6. CHAPTER VI.
As to the evening party at the Epanchins' at which Princess
Bielokonski was to be present, Varia had reported with accuracy;
though she had perhaps expressed herself too strongly.
The thing was decided in a hurry and with a certain amount of
quite unnecessary excitement, doubtless because "nothing could be
done in this house like anywhere else."
The impatience of Lizabetha Prokofievna "to get things settled"
explained a good deal, as well as the anxiety of both parents for
the happiness of their beloved daughter. Besides, Princess
Bielokonski was going away soon, and they hoped that she would
take an interest in the prince. They were anxious that he should
enter society under the auspices of this lady, whose patronage
was the best of recommendations for any young man.
Even if there seems something strange about the match, the
general and his wife said to each other, the "world" will accept
Aglaya's fiance without any question if he is under the patronage
of the princess.
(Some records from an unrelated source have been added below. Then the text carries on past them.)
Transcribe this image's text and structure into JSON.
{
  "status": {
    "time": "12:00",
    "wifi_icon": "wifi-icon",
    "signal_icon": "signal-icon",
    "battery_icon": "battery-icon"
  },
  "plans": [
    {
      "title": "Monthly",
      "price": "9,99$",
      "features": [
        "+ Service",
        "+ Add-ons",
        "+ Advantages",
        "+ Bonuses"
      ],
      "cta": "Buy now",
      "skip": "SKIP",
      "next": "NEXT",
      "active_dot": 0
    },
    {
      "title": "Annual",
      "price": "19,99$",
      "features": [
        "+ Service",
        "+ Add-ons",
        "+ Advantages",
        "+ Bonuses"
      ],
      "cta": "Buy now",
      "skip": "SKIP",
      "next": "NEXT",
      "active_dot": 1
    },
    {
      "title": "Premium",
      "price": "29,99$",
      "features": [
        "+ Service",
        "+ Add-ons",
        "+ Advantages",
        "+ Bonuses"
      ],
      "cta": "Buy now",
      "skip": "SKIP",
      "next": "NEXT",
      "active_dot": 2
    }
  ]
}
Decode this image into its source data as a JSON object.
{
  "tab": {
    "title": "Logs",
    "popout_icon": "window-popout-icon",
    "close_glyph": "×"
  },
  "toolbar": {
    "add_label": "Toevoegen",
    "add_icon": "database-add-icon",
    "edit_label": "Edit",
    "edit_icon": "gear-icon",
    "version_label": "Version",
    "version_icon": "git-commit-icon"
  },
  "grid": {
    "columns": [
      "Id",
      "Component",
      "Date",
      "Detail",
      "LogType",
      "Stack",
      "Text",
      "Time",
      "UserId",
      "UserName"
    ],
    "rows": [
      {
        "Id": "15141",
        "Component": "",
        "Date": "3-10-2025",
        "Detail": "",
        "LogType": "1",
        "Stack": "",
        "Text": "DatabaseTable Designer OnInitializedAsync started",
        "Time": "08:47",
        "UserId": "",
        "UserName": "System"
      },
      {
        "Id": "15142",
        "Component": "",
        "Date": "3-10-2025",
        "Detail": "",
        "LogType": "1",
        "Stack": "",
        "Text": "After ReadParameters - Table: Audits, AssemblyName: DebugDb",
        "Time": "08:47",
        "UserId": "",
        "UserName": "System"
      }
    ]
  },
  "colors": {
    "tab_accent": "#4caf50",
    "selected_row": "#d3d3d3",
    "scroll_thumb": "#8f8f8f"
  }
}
In any case, the prince would have to be "shown"
sooner or later; that is, introduced into society, of which he
had, so far, not the least idea. Moreover, it was only a question
of a small gathering of a few intimate friends. Besides Princess
Bielokonski, only one other lady was expected, the wife of a high
dignitary. Evgenie Pavlovitch, who was to escort the princess,
was the only young man.
Muishkin was told of the princess's visit three days beforehand,
but nothing was said to him about the party until the night
before it was to take place.
He could not help observing the excited and agitated condition of
all members of the family, and from certain hints dropped in
conversation he gathered that they were all anxious as to the
impression he should make upon the princess. But the Epanchins,
one and all, believed that Muishkin, in his simplicity of mind,
was quite incapable of realizing that they could be feeling any
anxiety on his account, and for this reason they all looked at
him with dread and uneasiness.